Father like to travel and see new places. He said if he had the money he would really see the world. I have a card in my Book of Remembrance written 30 November 1934 when there was so much talk about the Townsend old age plan. He says: “I have been in St. George nearly a month and am feeling fine, much better than when you were here. In your letter you asked me to eat Thanksgiving dinner with you. When I get the old age pension I will come and see you and the Arizona Temple and Panama Canal and the rest of the world. If I feel as well as I do now I sure would like to see the wonders of the world and its different peoples.

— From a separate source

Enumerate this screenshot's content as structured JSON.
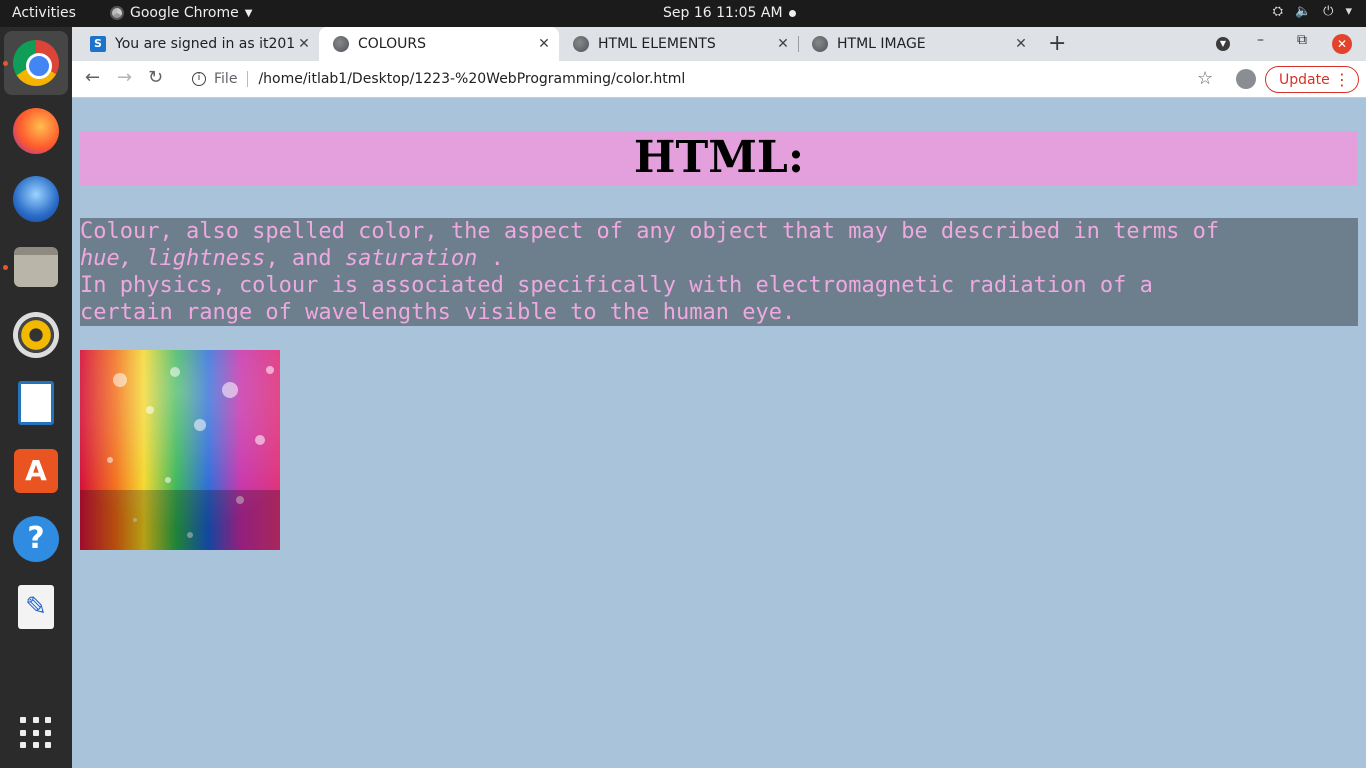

So when I get two hundred dollars a month I’ll travel in summer and work in the temple in the winter. I am having a good time spending that two hundred dollars a month and when I don’t get it I will have had the good time anyhow.” He had his good joke but he would never have reached for that two hundred had it been available to him.

I remember Father always went to church and priesthood meetings, and did ward teaching when he was home. In 1890 (before I was born) he went on a mission but due to illness he had to return home after only a few months. Father was ordained an elder by Samuel Claridge, 19 January 1874 and a seventy by Jacob Gates 11 June 1885, a high priest by Joseph Fielding Smith 6 June 1920. In tracing Father’s priesthood authority I find Joseph Fielding Smith was ordained an apostle 1 July 1866 by Pres. Brigham Young. Brigham Young was ordained by the three witnesses, Oliver Cowdery, David Whitmer, and Martin Harris on 14 February 1835. The tree witnesses were blessed by the laying on of hands by the first presidency, Joseph Smith, Sidney Rigdon, and Frederick G. Williams, to choose the twelve apostles. Joseph Smith received the Melchizedek Priesthood in June of July 1829 from the ancient apostles, Peter, James and John who were ordained by the Lord Jesus Christ.

Father spent several really enjoyable winters in the St. George Temple. He was not a man who liked to be idle. He was always active, always doing something worthwhile. He always worded hard. As he grew older he could not work so hard. The work in the temple furnished him just what he wanted. In 1936 he was staying with Aunt Persis Heaton in St. George and working in the temple. He still had the habit of early rising. With no work to do he took a walk one morning in December. There were cars and trucks traveling at that early hour, too; one car he did not see until it was too late. Apparently the driver of the car did not see him. We did not go back when Israel phoned us about the accident. They said Father was confident he would be up and around again. He had been feeling good and was not quite ready to go yet. He was in the hospital about two weeks passing away 30 December 1936. Had he lived until the first day of January he would have been eighty years old. He went to a new sphere of life, having lived a long and useful life here. We were able to go to Orderville for his funeral services.

Since writing this Lillie has gone to be with him in his new sphere.